EXERCISE OBJECTIVE: Print out each record below, unaltered and complete, without its images.

-- SOURCE MATERIAL follows --

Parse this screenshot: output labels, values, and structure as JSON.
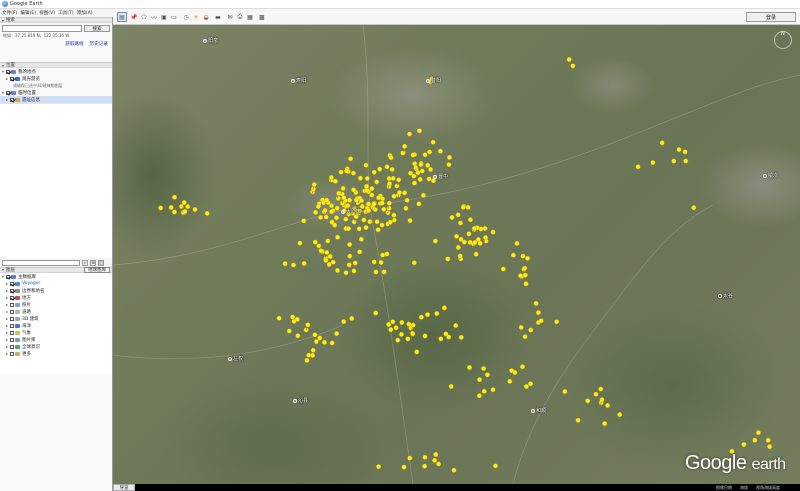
{
  "window": {
    "title": "Google Earth"
  },
  "menu": [
    "文件(F)",
    "编辑(E)",
    "视图(V)",
    "工具(T)",
    "添加(A)"
  ],
  "toolbar": {
    "buttons": [
      "sidebar-icon",
      "placemark-icon",
      "polygon-icon",
      "path-icon",
      "overlay-icon",
      "tour-icon",
      "history-icon",
      "sun-icon",
      "planet-icon",
      "ruler-icon",
      "email-icon",
      "print-icon",
      "save-image-icon",
      "maps-icon"
    ],
    "login_label": "登录"
  },
  "search": {
    "section_label": "搜索",
    "input_value": "",
    "button_label": "搜索",
    "coord_text": "例如：37 25.819 N，122 05.36 W",
    "link_directions": "获取路线",
    "link_history": "历史记录"
  },
  "places": {
    "section_label": "位置",
    "items": [
      {
        "label": "我的地点",
        "depth": 0,
        "expand": "▾",
        "checked": true,
        "color": "#6a84c6",
        "selected": false
      },
      {
        "label": "观光游览",
        "depth": 1,
        "expand": "▸",
        "checked": true,
        "color": "#3d6ccc",
        "selected": false
      },
      {
        "label": "请确保已选中3D建筑物图层",
        "depth": 2,
        "expand": "",
        "checked": false,
        "color": "",
        "selected": false
      },
      {
        "label": "临时位置",
        "depth": 0,
        "expand": "▾",
        "checked": true,
        "color": "#6a84c6",
        "selected": false
      },
      {
        "label": "遗址信息",
        "depth": 1,
        "expand": "▸",
        "checked": true,
        "color": "#c9a85e",
        "selected": true
      }
    ]
  },
  "layers": {
    "section_label": "图层",
    "gallery_label": "地球图库",
    "items": [
      {
        "label": "主数据库",
        "checked": true,
        "color": "#5d7ec4"
      },
      {
        "label": "Voyager",
        "checked": true,
        "color": "#4c8fd6",
        "highlight": true
      },
      {
        "label": "边界和地名",
        "checked": true,
        "color": "#8c8c8c"
      },
      {
        "label": "地方",
        "checked": true,
        "color": "#c24f4f"
      },
      {
        "label": "照片",
        "checked": false,
        "color": "#7fa1d6"
      },
      {
        "label": "道路",
        "checked": false,
        "color": "#b3b3b3"
      },
      {
        "label": "3D 建筑",
        "checked": false,
        "color": "#9aa7b5"
      },
      {
        "label": "海洋",
        "checked": false,
        "color": "#3f7ad3"
      },
      {
        "label": "气象",
        "checked": false,
        "color": "#d1c35a"
      },
      {
        "label": "图片库",
        "checked": false,
        "color": "#7a9bd1"
      },
      {
        "label": "全球意识",
        "checked": false,
        "color": "#55a866"
      },
      {
        "label": "更多",
        "checked": false,
        "color": "#c9b15a"
      }
    ]
  },
  "status_tab": "导览",
  "map": {
    "city_labels": [
      "阳泉",
      "寿阳",
      "昔阳",
      "太原市",
      "晋中",
      "榆次",
      "太谷",
      "和顺",
      "左权",
      "沁县"
    ],
    "pin_color": "#ffeb1a",
    "logo_text_google": "Google",
    "logo_text_earth": "earth",
    "footer": [
      "图像日期",
      "海拔",
      "视角海拔高度"
    ]
  }
}
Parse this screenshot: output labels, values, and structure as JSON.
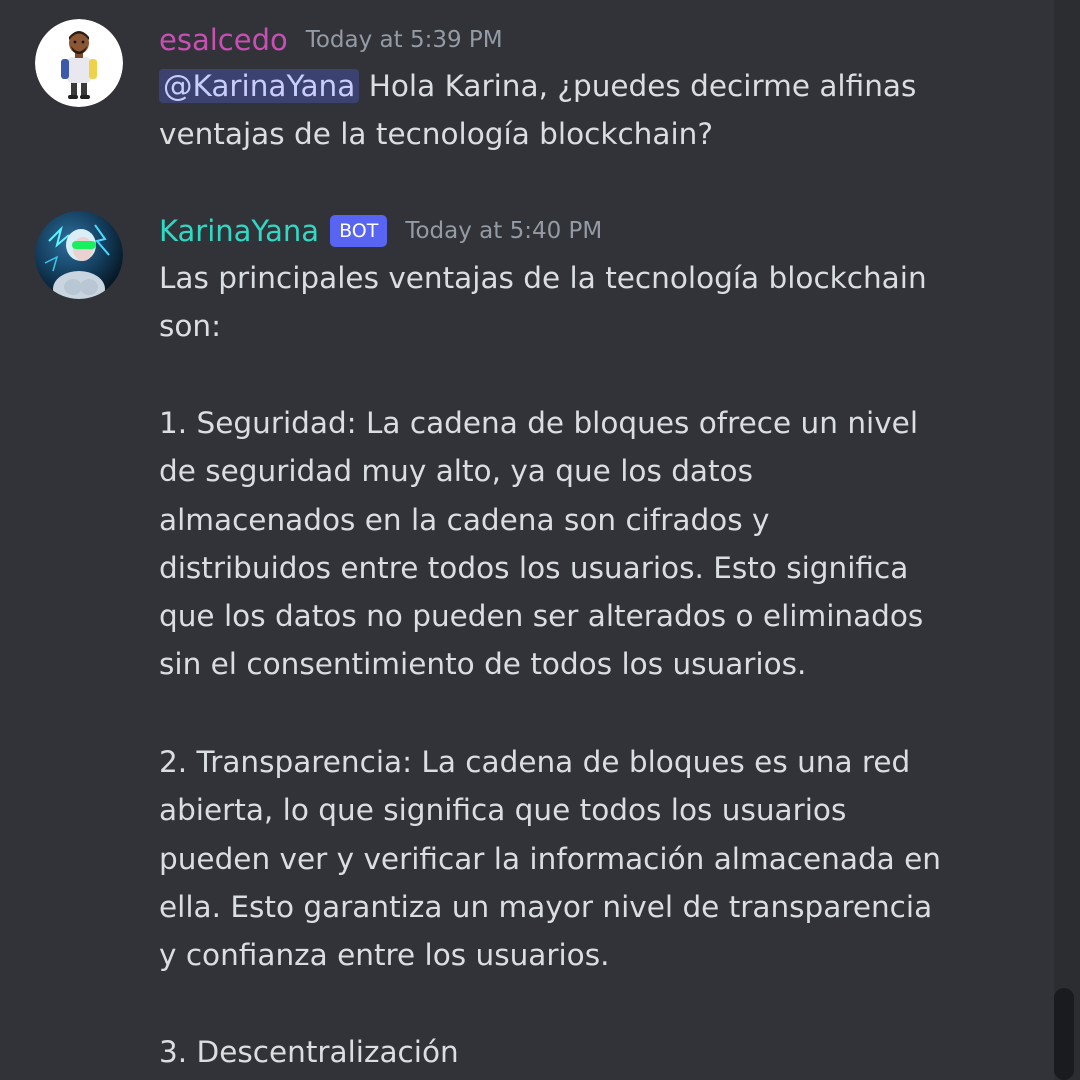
{
  "messages": [
    {
      "username": "esalcedo",
      "username_color": "#c94fb4",
      "timestamp": "Today at 5:39 PM",
      "mention": "@KarinaYana",
      "text": " Hola Karina, ¿puedes decirme alfinas ventajas de la tecnología blockchain?"
    },
    {
      "username": "KarinaYana",
      "username_color": "#2fd9c5",
      "bot_tag": "BOT",
      "timestamp": "Today at 5:40 PM",
      "paragraphs": [
        "Las principales ventajas de la tecnología blockchain son:",
        "1. Seguridad: La cadena de bloques ofrece un nivel de seguridad muy alto, ya que los datos almacenados en la cadena son cifrados y distribuidos entre todos los usuarios. Esto significa que los datos no pueden ser alterados o eliminados sin el consentimiento de todos los usuarios.",
        "2. Transparencia: La cadena de bloques es una red abierta, lo que significa que todos los usuarios pueden ver y verificar la información almacenada en ella. Esto garantiza un mayor nivel de transparencia y confianza entre los usuarios.",
        "3. Descentralización"
      ]
    }
  ],
  "colors": {
    "background": "#313338",
    "text": "#dbdee1",
    "timestamp": "#949ba4",
    "bot_tag": "#5865f2",
    "mention_bg": "#3c4270"
  }
}
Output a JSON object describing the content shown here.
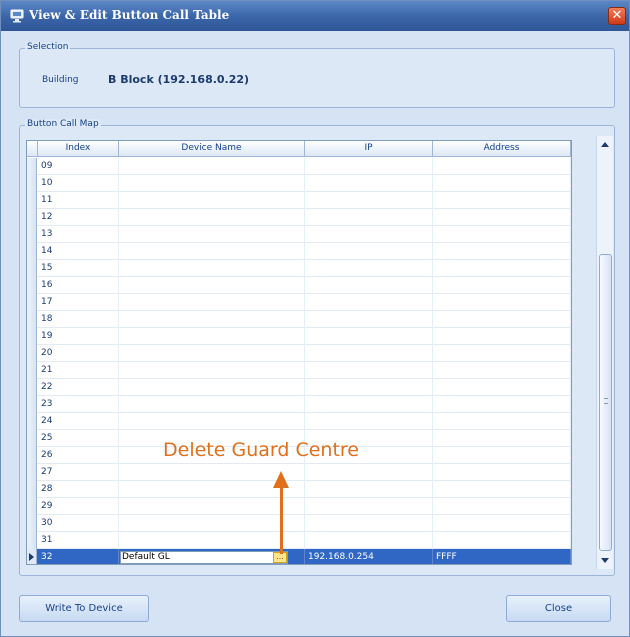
{
  "window": {
    "title": "View & Edit Button Call Table",
    "close_glyph": "✕"
  },
  "selection": {
    "legend": "Selection",
    "building_label": "Building",
    "building_value": "B Block (192.168.0.22)"
  },
  "map": {
    "legend": "Button Call Map",
    "columns": [
      "Index",
      "Device Name",
      "IP",
      "Address"
    ],
    "rows": [
      {
        "index": "09",
        "device": "",
        "ip": "",
        "address": ""
      },
      {
        "index": "10",
        "device": "",
        "ip": "",
        "address": ""
      },
      {
        "index": "11",
        "device": "",
        "ip": "",
        "address": ""
      },
      {
        "index": "12",
        "device": "",
        "ip": "",
        "address": ""
      },
      {
        "index": "13",
        "device": "",
        "ip": "",
        "address": ""
      },
      {
        "index": "14",
        "device": "",
        "ip": "",
        "address": ""
      },
      {
        "index": "15",
        "device": "",
        "ip": "",
        "address": ""
      },
      {
        "index": "16",
        "device": "",
        "ip": "",
        "address": ""
      },
      {
        "index": "17",
        "device": "",
        "ip": "",
        "address": ""
      },
      {
        "index": "18",
        "device": "",
        "ip": "",
        "address": ""
      },
      {
        "index": "19",
        "device": "",
        "ip": "",
        "address": ""
      },
      {
        "index": "20",
        "device": "",
        "ip": "",
        "address": ""
      },
      {
        "index": "21",
        "device": "",
        "ip": "",
        "address": ""
      },
      {
        "index": "22",
        "device": "",
        "ip": "",
        "address": ""
      },
      {
        "index": "23",
        "device": "",
        "ip": "",
        "address": ""
      },
      {
        "index": "24",
        "device": "",
        "ip": "",
        "address": ""
      },
      {
        "index": "25",
        "device": "",
        "ip": "",
        "address": ""
      },
      {
        "index": "26",
        "device": "",
        "ip": "",
        "address": ""
      },
      {
        "index": "27",
        "device": "",
        "ip": "",
        "address": ""
      },
      {
        "index": "28",
        "device": "",
        "ip": "",
        "address": ""
      },
      {
        "index": "29",
        "device": "",
        "ip": "",
        "address": ""
      },
      {
        "index": "30",
        "device": "",
        "ip": "",
        "address": ""
      },
      {
        "index": "31",
        "device": "",
        "ip": "",
        "address": ""
      },
      {
        "index": "32",
        "device": "Default GL",
        "ip": "192.168.0.254",
        "address": "FFFF",
        "selected": true,
        "ellipsis": "..."
      }
    ]
  },
  "buttons": {
    "write": "Write To Device",
    "close": "Close"
  },
  "annotation": {
    "text": "Delete Guard Centre",
    "color": "#e0701c"
  },
  "colors": {
    "selected_row": "#3167c4",
    "title_bar": "#3a64a8"
  },
  "icons": {
    "app": "monitor-icon",
    "close": "close-icon",
    "row_pointer": "row-pointer-icon"
  }
}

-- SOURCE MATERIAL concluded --

TASK ANSWER:
Parse this screenshot: output labels, values, and structure as JSON.
{
  "window": {
    "title": "Google Earth"
  },
  "menu": [
    "文件(F)",
    "编辑(E)",
    "视图(V)",
    "工具(T)",
    "添加(A)"
  ],
  "toolbar": {
    "buttons": [
      "sidebar-icon",
      "placemark-icon",
      "polygon-icon",
      "path-icon",
      "overlay-icon",
      "tour-icon",
      "history-icon",
      "sun-icon",
      "planet-icon",
      "ruler-icon",
      "email-icon",
      "print-icon",
      "save-image-icon",
      "maps-icon"
    ],
    "login_label": "登录"
  },
  "search": {
    "section_label": "搜索",
    "input_value": "",
    "button_label": "搜索",
    "coord_text": "例如：37 25.819 N，122 05.36 W",
    "link_directions": "获取路线",
    "link_history": "历史记录"
  },
  "places": {
    "section_label": "位置",
    "items": [
      {
        "label": "我的地点",
        "depth": 0,
        "expand": "▾",
        "checked": true,
        "color": "#6a84c6",
        "selected": false
      },
      {
        "label": "观光游览",
        "depth": 1,
        "expand": "▸",
        "checked": true,
        "color": "#3d6ccc",
        "selected": false
      },
      {
        "label": "请确保已选中3D建筑物图层",
        "depth": 2,
        "expand": "",
        "checked": false,
        "color": "",
        "selected": false
      },
      {
        "label": "临时位置",
        "depth": 0,
        "expand": "▾",
        "checked": true,
        "color": "#6a84c6",
        "selected": false
      },
      {
        "label": "遗址信息",
        "depth": 1,
        "expand": "▸",
        "checked": true,
        "color": "#c9a85e",
        "selected": true
      }
    ]
  },
  "layers": {
    "section_label": "图层",
    "gallery_label": "地球图库",
    "items": [
      {
        "label": "主数据库",
        "checked": true,
        "color": "#5d7ec4"
      },
      {
        "label": "Voyager",
        "checked": true,
        "color": "#4c8fd6",
        "highlight": true
      },
      {
        "label": "边界和地名",
        "checked": true,
        "color": "#8c8c8c"
      },
      {
        "label": "地方",
        "checked": true,
        "color": "#c24f4f"
      },
      {
        "label": "照片",
        "checked": false,
        "color": "#7fa1d6"
      },
      {
        "label": "道路",
        "checked": false,
        "color": "#b3b3b3"
      },
      {
        "label": "3D 建筑",
        "checked": false,
        "color": "#9aa7b5"
      },
      {
        "label": "海洋",
        "checked": false,
        "color": "#3f7ad3"
      },
      {
        "label": "气象",
        "checked": false,
        "color": "#d1c35a"
      },
      {
        "label": "图片库",
        "checked": false,
        "color": "#7a9bd1"
      },
      {
        "label": "全球意识",
        "checked": false,
        "color": "#55a866"
      },
      {
        "label": "更多",
        "checked": false,
        "color": "#c9b15a"
      }
    ]
  },
  "status_tab": "导览",
  "map": {
    "city_labels": [
      "阳泉",
      "寿阳",
      "昔阳",
      "太原市",
      "晋中",
      "榆次",
      "太谷",
      "和顺",
      "左权",
      "沁县"
    ],
    "pin_color": "#ffeb1a",
    "logo_text_google": "Google",
    "logo_text_earth": "earth",
    "footer": [
      "图像日期",
      "海拔",
      "视角海拔高度"
    ]
  }
}
Parse this screenshot: output labels, values, and structure as JSON.
{
  "messages": [
    {
      "username": "esalcedo",
      "username_color": "#c94fb4",
      "timestamp": "Today at 5:39 PM",
      "mention": "@KarinaYana",
      "text": " Hola Karina, ¿puedes decirme alfinas ventajas de la tecnología blockchain?"
    },
    {
      "username": "KarinaYana",
      "username_color": "#2fd9c5",
      "bot_tag": "BOT",
      "timestamp": "Today at 5:40 PM",
      "paragraphs": [
        "Las principales ventajas de la tecnología blockchain son:",
        "1. Seguridad: La cadena de bloques ofrece un nivel de seguridad muy alto, ya que los datos almacenados en la cadena son cifrados y distribuidos entre todos los usuarios. Esto significa que los datos no pueden ser alterados o eliminados sin el consentimiento de todos los usuarios.",
        "2. Transparencia: La cadena de bloques es una red abierta, lo que significa que todos los usuarios pueden ver y verificar la información almacenada en ella. Esto garantiza un mayor nivel de transparencia y confianza entre los usuarios.",
        "3. Descentralización"
      ]
    }
  ],
  "colors": {
    "background": "#313338",
    "text": "#dbdee1",
    "timestamp": "#949ba4",
    "bot_tag": "#5865f2",
    "mention_bg": "#3c4270"
  }
}
Output a JSON object describing the content shown here.
{
  "window": {
    "title": "View & Edit Button Call Table",
    "close_glyph": "✕"
  },
  "selection": {
    "legend": "Selection",
    "building_label": "Building",
    "building_value": "B Block (192.168.0.22)"
  },
  "map": {
    "legend": "Button Call Map",
    "columns": [
      "Index",
      "Device Name",
      "IP",
      "Address"
    ],
    "rows": [
      {
        "index": "09",
        "device": "",
        "ip": "",
        "address": ""
      },
      {
        "index": "10",
        "device": "",
        "ip": "",
        "address": ""
      },
      {
        "index": "11",
        "device": "",
        "ip": "",
        "address": ""
      },
      {
        "index": "12",
        "device": "",
        "ip": "",
        "address": ""
      },
      {
        "index": "13",
        "device": "",
        "ip": "",
        "address": ""
      },
      {
        "index": "14",
        "device": "",
        "ip": "",
        "address": ""
      },
      {
        "index": "15",
        "device": "",
        "ip": "",
        "address": ""
      },
      {
        "index": "16",
        "device": "",
        "ip": "",
        "address": ""
      },
      {
        "index": "17",
        "device": "",
        "ip": "",
        "address": ""
      },
      {
        "index": "18",
        "device": "",
        "ip": "",
        "address": ""
      },
      {
        "index": "19",
        "device": "",
        "ip": "",
        "address": ""
      },
      {
        "index": "20",
        "device": "",
        "ip": "",
        "address": ""
      },
      {
        "index": "21",
        "device": "",
        "ip": "",
        "address": ""
      },
      {
        "index": "22",
        "device": "",
        "ip": "",
        "address": ""
      },
      {
        "index": "23",
        "device": "",
        "ip": "",
        "address": ""
      },
      {
        "index": "24",
        "device": "",
        "ip": "",
        "address": ""
      },
      {
        "index": "25",
        "device": "",
        "ip": "",
        "address": ""
      },
      {
        "index": "26",
        "device": "",
        "ip": "",
        "address": ""
      },
      {
        "index": "27",
        "device": "",
        "ip": "",
        "address": ""
      },
      {
        "index": "28",
        "device": "",
        "ip": "",
        "address": ""
      },
      {
        "index": "29",
        "device": "",
        "ip": "",
        "address": ""
      },
      {
        "index": "30",
        "device": "",
        "ip": "",
        "address": ""
      },
      {
        "index": "31",
        "device": "",
        "ip": "",
        "address": ""
      },
      {
        "index": "32",
        "device": "Default GL",
        "ip": "192.168.0.254",
        "address": "FFFF",
        "selected": true,
        "ellipsis": "..."
      }
    ]
  },
  "buttons": {
    "write": "Write To Device",
    "close": "Close"
  },
  "annotation": {
    "text": "Delete Guard Centre",
    "color": "#e0701c"
  },
  "colors": {
    "selected_row": "#3167c4",
    "title_bar": "#3a64a8"
  },
  "icons": {
    "app": "monitor-icon",
    "close": "close-icon",
    "row_pointer": "row-pointer-icon"
  }
}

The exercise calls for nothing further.